Pick every line from the data below that contains the string "created" and copy it.

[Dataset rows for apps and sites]
# # # #

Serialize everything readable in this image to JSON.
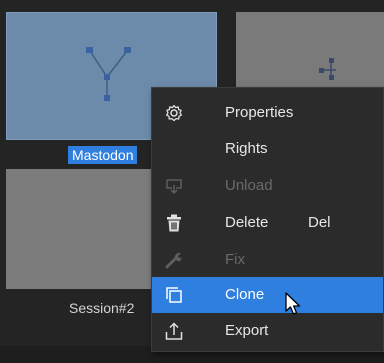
{
  "thumbnails": [
    {
      "caption": "Mastodon"
    },
    {
      "caption": "Session#2"
    }
  ],
  "context_menu": {
    "items": [
      {
        "label": "Properties",
        "icon": "gear-icon",
        "enabled": true
      },
      {
        "label": "Rights",
        "icon": "",
        "enabled": true
      },
      {
        "label": "Unload",
        "icon": "unload-icon",
        "enabled": false
      },
      {
        "label": "Delete",
        "shortcut": "Del",
        "icon": "trash-icon",
        "enabled": true
      },
      {
        "label": "Fix",
        "icon": "wrench-icon",
        "enabled": false
      },
      {
        "label": "Clone",
        "icon": "clone-icon",
        "enabled": true,
        "highlighted": true
      },
      {
        "label": "Export",
        "icon": "export-icon",
        "enabled": true
      }
    ]
  },
  "colors": {
    "selection": "#2f7fe0",
    "menu_background": "#2b2b2b",
    "disabled_text": "#6a6a6a"
  }
}
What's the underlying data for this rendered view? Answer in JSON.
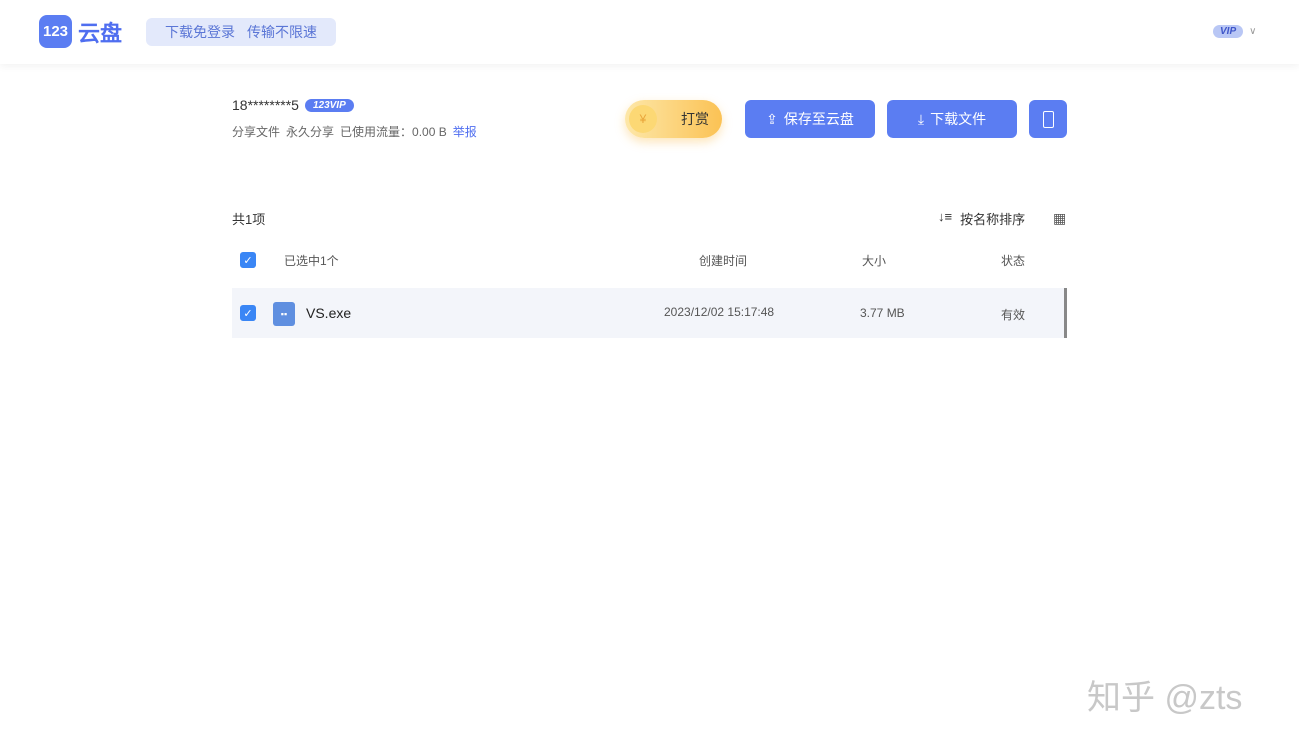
{
  "header": {
    "logo_mark": "123",
    "logo_text": "云盘",
    "slogan": [
      "下载免登录",
      "传输不限速"
    ],
    "vip": "VIP"
  },
  "share": {
    "user": "18********5",
    "user_badge": "123VIP",
    "meta": [
      "分享文件",
      "永久分享",
      "已使用流量：0.00 B"
    ],
    "report": "举报"
  },
  "actions": {
    "tip": "打赏",
    "save": "保存至云盘",
    "download": "下载文件"
  },
  "list": {
    "count": "共1项",
    "sort": "按名称排序",
    "columns": {
      "selected": "已选中1个",
      "created": "创建时间",
      "size": "大小",
      "status": "状态"
    },
    "rows": [
      {
        "name": "VS.exe",
        "created": "2023/12/02 15:17:48",
        "size": "3.77 MB",
        "status": "有效"
      }
    ]
  },
  "watermark": "知乎 @zts"
}
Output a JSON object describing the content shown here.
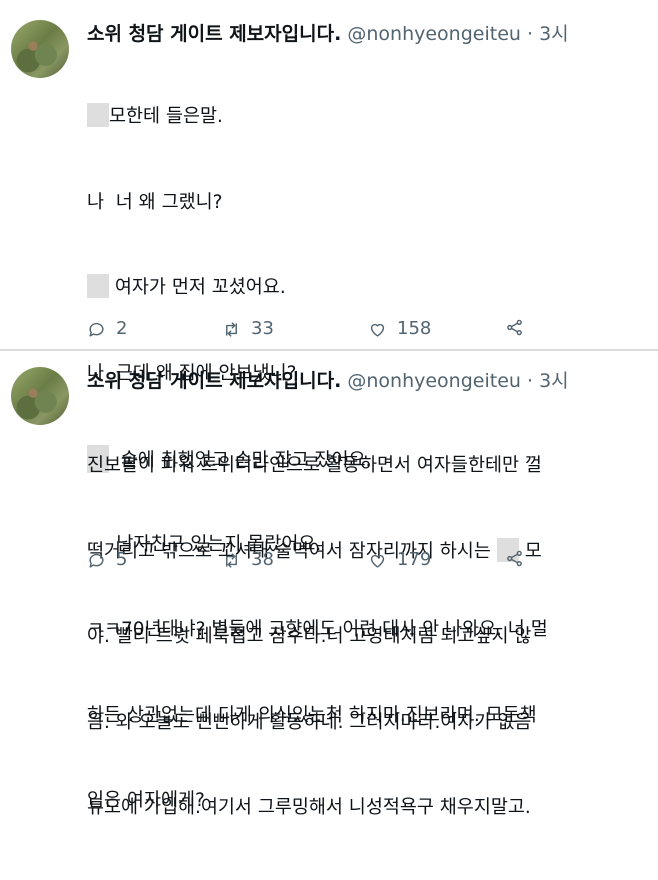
{
  "tweets": [
    {
      "author": {
        "name": "소위 청담 게이트 제보자입니다.",
        "handle": "@nonhyeongeiteu",
        "separator": "·",
        "time": "3시"
      },
      "lines": [
        {
          "redacted": true,
          "text": "모한테 들은말."
        },
        {
          "redacted": false,
          "text": "나  너 왜 그랬니?"
        },
        {
          "redacted": true,
          "text": " 여자가 먼저 꼬셨어요."
        },
        {
          "redacted": false,
          "text": "나  근데 왜 집에 안보냈니?"
        },
        {
          "redacted": true,
          "text": "  술에 취했었고 손만 잡고 잤어요."
        },
        {
          "redacted": false,
          "text": "     남자친구 있는지 몰랐어요."
        },
        {
          "redacted": false,
          "text": "ㅋㅋ70년대냐? 별들에 고향에도 이런 대사 안 나와요. 너 멀"
        },
        {
          "redacted": false,
          "text": "하든 상관없는데 디게 의식있는척 하지마.진보라며. 모든책"
        },
        {
          "redacted": false,
          "text": "임은 여자에게?"
        }
      ],
      "actions": {
        "reply_count": "2",
        "retweet_count": "33",
        "like_count": "158"
      }
    },
    {
      "author": {
        "name": "소위 청담 게이트 제보자입니다.",
        "handle": "@nonhyeongeiteu",
        "separator": "·",
        "time": "3시"
      },
      "lines": [
        {
          "text": "진보팔이 파워 트위터라인으로 활동하면서 여자들한테만 껄"
        },
        {
          "text_before": "떡거리고 밖으로 꼬셔내 술먹여서 잠자리까지 하시는",
          "text_after": " 모"
        },
        {
          "text": "야. 빨리 트윗 페북접고 잠수타.너 고영태처럼 되고싶지 않"
        },
        {
          "text": "음. 와 오늘도 뻔뻔하게 활동하네. 그러지마라.여자가 없음"
        },
        {
          "text": "듀오에 가입해.여기서 그루밍해서 니성적욕구 채우지말고."
        }
      ],
      "actions": {
        "reply_count": "5",
        "retweet_count": "38",
        "like_count": "179"
      }
    }
  ],
  "icons": {
    "reply": "speech-bubble-icon",
    "retweet": "retweet-arrows-icon",
    "like": "heart-icon",
    "share": "share-nodes-icon"
  },
  "colors": {
    "text": "#0f1419",
    "secondary": "#536471",
    "redaction": "#dedede"
  }
}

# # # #

PROBLEM SOLUTION.
      "created": "创建时间",
        "created": "2023/12/02 15:17:48",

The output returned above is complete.